has within it the terror of colour
spilling from arteries opened scarlet
returning boiling oxygen to the air
leaking chlorophyll grass knitting
earth’s white underground.
Deb Thompson’s art works are characterized by a beautifully strange psychological bent. The first Thompson exhibition I viewed, Impotent at the Langham Gallery in Kaslo, 2002 was shocking to me. I was mystified and intrigued. I wrote a compliment in the guest book, “But you look like such a nice person!” The comment delighted Deb. She has been reassuring me ever since, that indeed she is a nice person. I never really doubted it but I have been interested to observe the necessity of her work and I become more and more convinced that it is capturing an aspect of our life on this planet that few others have had the courage to do. And perhaps that is because few others have noticed. In The Maternal Body we have the female gaze painted loudly and clearly, fiercely and compassionately. It is most interesting that the female gaze would include two species. There is in this work compassion and beauty found in bodies well-used and well-worn by accommodation of new life, caught in the process of being maternal. This is a point of view that eclipses a dominating male perception and provides a shocking new one, which includes an open ended incompletion which honestly speaks of the tenure of human occupation of the planet.
Contemplation is clothing for the journey,
lighted shelter in the night.
Thompson’s art has experienced some transformation over the last few years, grasping what is essential (and probably invisible) by drawing in an immediate fashion, using traditional underpainting with translucent washes. This technical strategy is a part of the desire to subvert the patriarchal strictures carried in the psyche which both inform and conform the artist at work.
Thompson comes to the body-as-subject with information acquired from an education in art as well as medical illustration, an occupation which captures what the camera fails to see. The medical illustrator presents death as process. The Maternal Body, as exhibition, is a journey: the spirit inhabiting the human mother, the trace of spirit in the squirrel mother, the connections between them. Both wear badges of flesh, their breasts, with honour and authority in their biologically appointed roles as mother: the squirrel cruelly relieved, her body returning to a fetal position.

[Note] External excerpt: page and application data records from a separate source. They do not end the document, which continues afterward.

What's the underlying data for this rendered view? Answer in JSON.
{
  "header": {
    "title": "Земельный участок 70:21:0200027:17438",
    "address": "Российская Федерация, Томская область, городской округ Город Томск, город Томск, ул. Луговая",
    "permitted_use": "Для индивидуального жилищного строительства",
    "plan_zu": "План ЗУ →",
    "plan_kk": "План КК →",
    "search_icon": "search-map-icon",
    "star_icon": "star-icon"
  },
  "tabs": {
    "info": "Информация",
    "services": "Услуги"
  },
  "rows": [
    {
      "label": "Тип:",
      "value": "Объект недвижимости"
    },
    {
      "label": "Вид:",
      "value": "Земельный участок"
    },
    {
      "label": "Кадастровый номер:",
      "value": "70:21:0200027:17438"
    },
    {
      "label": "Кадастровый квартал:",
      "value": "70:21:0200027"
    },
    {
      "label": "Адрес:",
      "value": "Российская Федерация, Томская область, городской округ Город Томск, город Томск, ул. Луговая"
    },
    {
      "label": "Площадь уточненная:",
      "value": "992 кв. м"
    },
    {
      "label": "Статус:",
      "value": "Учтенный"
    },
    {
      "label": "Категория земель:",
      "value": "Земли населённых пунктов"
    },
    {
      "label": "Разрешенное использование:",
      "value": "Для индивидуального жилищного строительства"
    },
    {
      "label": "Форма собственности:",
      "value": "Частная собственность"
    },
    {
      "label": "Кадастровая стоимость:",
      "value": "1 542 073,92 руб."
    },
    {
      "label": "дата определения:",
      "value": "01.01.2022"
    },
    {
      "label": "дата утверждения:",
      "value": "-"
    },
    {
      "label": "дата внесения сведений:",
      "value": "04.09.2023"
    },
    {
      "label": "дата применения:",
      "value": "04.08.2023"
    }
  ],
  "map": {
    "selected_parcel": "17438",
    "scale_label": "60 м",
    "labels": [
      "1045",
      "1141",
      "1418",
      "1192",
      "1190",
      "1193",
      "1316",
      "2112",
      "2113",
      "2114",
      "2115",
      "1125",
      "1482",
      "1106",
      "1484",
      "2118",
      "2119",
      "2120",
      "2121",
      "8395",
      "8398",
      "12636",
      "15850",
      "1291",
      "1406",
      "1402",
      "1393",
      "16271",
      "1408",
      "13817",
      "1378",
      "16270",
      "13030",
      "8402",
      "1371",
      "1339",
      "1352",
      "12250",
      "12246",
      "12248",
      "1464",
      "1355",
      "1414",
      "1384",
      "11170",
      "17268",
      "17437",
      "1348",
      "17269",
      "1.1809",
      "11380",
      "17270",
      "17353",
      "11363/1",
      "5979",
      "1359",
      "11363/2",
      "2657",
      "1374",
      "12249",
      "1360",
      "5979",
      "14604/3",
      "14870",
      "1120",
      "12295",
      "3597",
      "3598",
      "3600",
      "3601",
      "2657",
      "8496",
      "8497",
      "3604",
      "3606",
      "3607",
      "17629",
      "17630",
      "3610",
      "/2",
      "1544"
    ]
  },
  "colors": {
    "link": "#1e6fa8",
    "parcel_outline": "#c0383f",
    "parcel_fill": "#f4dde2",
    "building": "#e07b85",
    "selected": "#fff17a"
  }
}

Few artists put psychological/spiritual states on the page, canvas or stage with the honesty and in such states of nakedness as Thompson does. There’s an urgency in The Maternal Body as there is in all of Thompson’s work but this work goes beyond that, including for the first time figures from the families: Scurius and Hominoidea: two species, Tamiasciurus hudsonicus and Homo sapiens.
The Maternal Body is new direction for Thompson. It may well also be sacrament.

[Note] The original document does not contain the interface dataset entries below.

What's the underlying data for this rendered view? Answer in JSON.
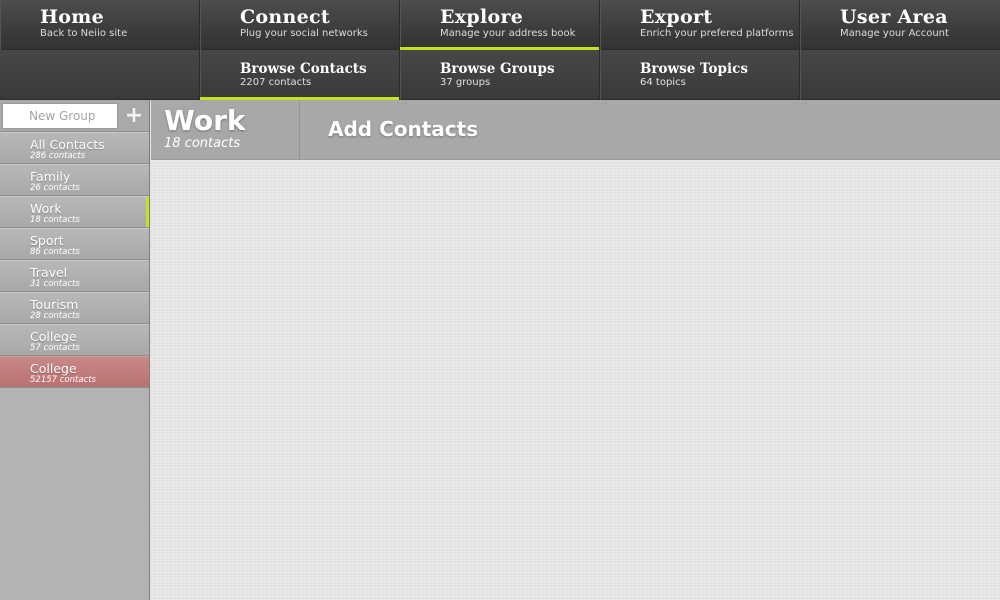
{
  "colors": {
    "accent": "#c6e21b",
    "nav_background": "#3c3c3c",
    "sidebar_background": "#b3b3b3",
    "highlight_group": "#c27e7e"
  },
  "topnav": [
    {
      "title": "Home",
      "subtitle": "Back to Neiio site"
    },
    {
      "title": "Connect",
      "subtitle": "Plug your social networks"
    },
    {
      "title": "Explore",
      "subtitle": "Manage your address book",
      "active": true
    },
    {
      "title": "Export",
      "subtitle": "Enrich your prefered platforms"
    },
    {
      "title": "User Area",
      "subtitle": "Manage your Account"
    }
  ],
  "subnav": [
    {
      "title": "Browse Contacts",
      "count": "2207 contacts",
      "active": true
    },
    {
      "title": "Browse Groups",
      "count": "37 groups"
    },
    {
      "title": "Browse Topics",
      "count": "64 topics"
    }
  ],
  "sidebar": {
    "new_group_placeholder": "New Group",
    "add_icon": "plus-icon",
    "add_symbol": "+",
    "groups": [
      {
        "name": "All Contacts",
        "count": "286 contacts"
      },
      {
        "name": "Family",
        "count": "26 contacts"
      },
      {
        "name": "Work",
        "count": "18 contacts",
        "selected": true
      },
      {
        "name": "Sport",
        "count": "86 contacts"
      },
      {
        "name": "Travel",
        "count": "31 contacts"
      },
      {
        "name": "Tourism",
        "count": "28 contacts"
      },
      {
        "name": "College",
        "count": "57 contacts"
      },
      {
        "name": "College",
        "count": "52157 contacts",
        "highlighted": true
      }
    ]
  },
  "header": {
    "group_title": "Work",
    "group_count": "18 contacts",
    "action_label": "Add Contacts"
  }
}
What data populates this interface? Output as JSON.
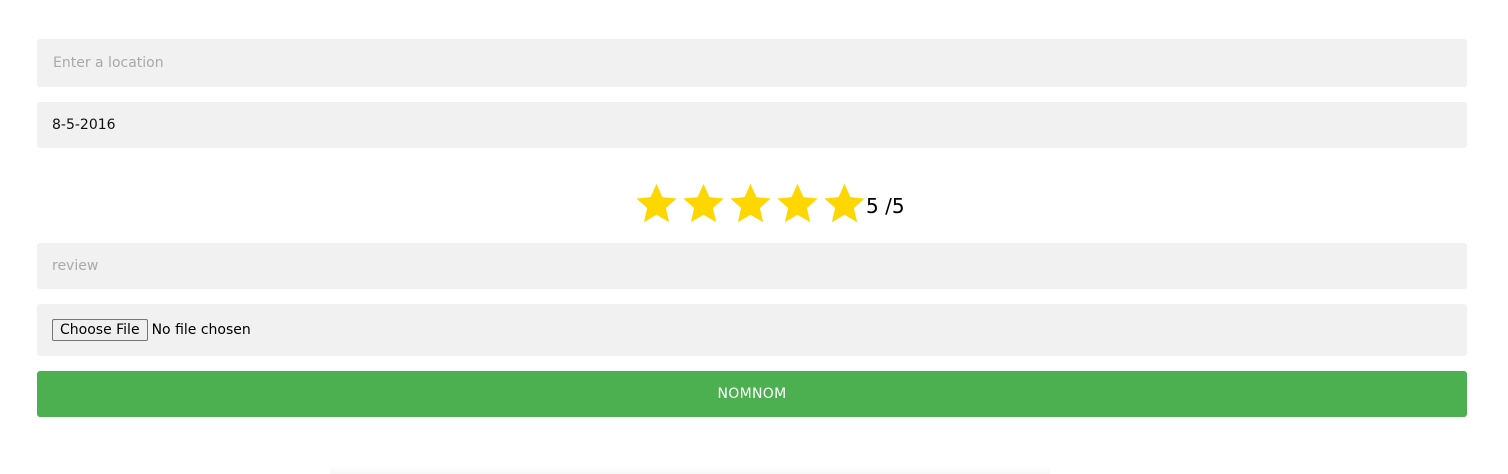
{
  "form": {
    "location": {
      "placeholder": "Enter a location",
      "value": ""
    },
    "date": {
      "value": "8-5-2016"
    },
    "rating": {
      "value": 5,
      "max": 5,
      "label": "5 /5",
      "star_icon": "star-icon",
      "star_color": "#ffd700"
    },
    "review": {
      "placeholder": "review",
      "value": ""
    },
    "file": {
      "button_label": "Choose File",
      "status": "No file chosen"
    },
    "submit": {
      "label": "NOMNOM",
      "color": "#4caf50"
    }
  }
}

The mother is before all and will reclaim.
Adrienne Rich Of Woman Born, p15
Plotinus- Enneads (1.6.9)
All right-justified text from Gathering, Selah, Book 3, a manuscript in progress by Susan Andrews Grace